Preface to a Symposium

  In January of this year several writers sent our way a Wall Street Journal opinion piece (“Shakespeare Wasn’t Woke”) by a children’s book critic named Meghan Cox Gurdon. These friends suggested that we consider building a modest symposium around the issues raised, and we thought this was a good idea. When the commissioned pieces came in, we were not at all surprised, or disappointed, to see that they came at the relevant issues in divergent ways.
  The Gurdon piece argues that people associated with a movement that calls itself #DisruptTexts are “using a good idea—that kids ought to have access to books with protagonists of different races and ethnic backgrounds—to promote a pernicious idea: that children are harmed if they encounter classic literature that doesn’t conform to contemporary sensibilities about race, gender and sexuality.” Thus, “some English teachers in American schools oppose the teaching of Shakespeare lest students be hurt by the violence, misogyny and racism in his plays.”
  Gurdon contends that #DisruptTexts is a growing movement with considerable influence in secondary school circles especially. It has, she says, “a column on the website of the National Council of Teachers of English,” and in November of 2020, “Penguin Random House released eight #DisruptTexts study guides for teachers.” The rationale informing the movement includes the contention that “children should see themselves (with ‘the self’ defined according to narrow identity categories) mirrored in the literature,” that they need stories “written in present day vernacular, that are relevant to their lives,” and that “teaching classic texts that fall afoul of contemporary standards is perpetuating oppression.”
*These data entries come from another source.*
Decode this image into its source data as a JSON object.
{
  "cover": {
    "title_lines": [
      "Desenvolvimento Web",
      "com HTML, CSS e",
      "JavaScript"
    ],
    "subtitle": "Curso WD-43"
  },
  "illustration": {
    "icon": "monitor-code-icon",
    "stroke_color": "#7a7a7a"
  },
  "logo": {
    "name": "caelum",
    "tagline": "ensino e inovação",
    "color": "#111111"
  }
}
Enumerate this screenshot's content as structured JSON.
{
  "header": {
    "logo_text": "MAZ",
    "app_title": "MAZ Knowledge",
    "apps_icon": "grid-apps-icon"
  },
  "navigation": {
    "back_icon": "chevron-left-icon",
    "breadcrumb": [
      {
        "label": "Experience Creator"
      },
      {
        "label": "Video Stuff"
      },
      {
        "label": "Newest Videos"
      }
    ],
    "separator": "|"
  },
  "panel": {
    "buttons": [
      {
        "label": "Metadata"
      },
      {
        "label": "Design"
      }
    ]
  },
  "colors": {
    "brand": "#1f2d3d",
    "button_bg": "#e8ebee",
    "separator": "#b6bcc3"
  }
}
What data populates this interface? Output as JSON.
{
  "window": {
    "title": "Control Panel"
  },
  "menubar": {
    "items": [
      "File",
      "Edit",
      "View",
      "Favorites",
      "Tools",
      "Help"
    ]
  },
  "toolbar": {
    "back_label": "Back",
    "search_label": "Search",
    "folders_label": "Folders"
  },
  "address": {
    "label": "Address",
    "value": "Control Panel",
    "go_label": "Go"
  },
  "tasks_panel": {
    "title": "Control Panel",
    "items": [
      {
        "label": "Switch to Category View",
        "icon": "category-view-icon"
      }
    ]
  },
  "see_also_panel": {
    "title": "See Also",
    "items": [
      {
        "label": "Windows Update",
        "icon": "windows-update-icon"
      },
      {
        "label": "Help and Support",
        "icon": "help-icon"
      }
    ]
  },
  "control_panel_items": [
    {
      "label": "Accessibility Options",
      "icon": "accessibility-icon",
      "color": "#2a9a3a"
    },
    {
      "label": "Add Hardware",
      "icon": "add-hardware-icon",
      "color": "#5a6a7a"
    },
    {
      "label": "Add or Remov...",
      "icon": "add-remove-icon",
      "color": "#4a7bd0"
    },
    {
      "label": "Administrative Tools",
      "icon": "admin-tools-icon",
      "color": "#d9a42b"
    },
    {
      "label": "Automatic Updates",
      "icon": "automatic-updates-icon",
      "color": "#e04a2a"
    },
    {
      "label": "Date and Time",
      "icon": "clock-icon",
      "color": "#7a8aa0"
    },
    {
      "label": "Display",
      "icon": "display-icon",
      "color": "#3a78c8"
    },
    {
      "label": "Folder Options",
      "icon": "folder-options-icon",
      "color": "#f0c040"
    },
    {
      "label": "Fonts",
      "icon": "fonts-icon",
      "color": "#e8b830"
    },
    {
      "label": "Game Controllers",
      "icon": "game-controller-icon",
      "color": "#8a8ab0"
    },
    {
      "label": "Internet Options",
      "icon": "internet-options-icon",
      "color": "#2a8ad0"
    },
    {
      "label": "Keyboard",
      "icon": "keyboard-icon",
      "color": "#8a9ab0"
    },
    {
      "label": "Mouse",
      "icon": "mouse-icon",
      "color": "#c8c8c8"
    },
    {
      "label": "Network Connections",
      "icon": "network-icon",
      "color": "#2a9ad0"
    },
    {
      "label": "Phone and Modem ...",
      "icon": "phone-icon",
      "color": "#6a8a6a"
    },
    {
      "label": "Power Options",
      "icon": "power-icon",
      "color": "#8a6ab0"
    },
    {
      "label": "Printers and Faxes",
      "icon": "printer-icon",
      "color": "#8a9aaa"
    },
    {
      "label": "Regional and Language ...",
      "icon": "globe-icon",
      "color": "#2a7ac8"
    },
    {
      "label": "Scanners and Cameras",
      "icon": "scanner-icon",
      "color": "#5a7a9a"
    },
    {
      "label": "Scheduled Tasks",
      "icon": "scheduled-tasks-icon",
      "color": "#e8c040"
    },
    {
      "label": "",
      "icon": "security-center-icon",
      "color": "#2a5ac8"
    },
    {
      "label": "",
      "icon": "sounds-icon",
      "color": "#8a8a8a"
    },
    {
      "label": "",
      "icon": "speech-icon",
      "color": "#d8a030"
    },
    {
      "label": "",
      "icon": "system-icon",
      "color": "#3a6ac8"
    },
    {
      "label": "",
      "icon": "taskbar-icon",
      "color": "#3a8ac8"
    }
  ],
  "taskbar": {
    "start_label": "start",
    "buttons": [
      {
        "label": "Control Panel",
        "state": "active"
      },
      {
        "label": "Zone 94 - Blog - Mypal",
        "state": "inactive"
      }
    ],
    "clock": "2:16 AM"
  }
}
  The response pieces we’ve assembled for this symposium suggest that this is not a debate apt to be resolved any time soon.

— The Editors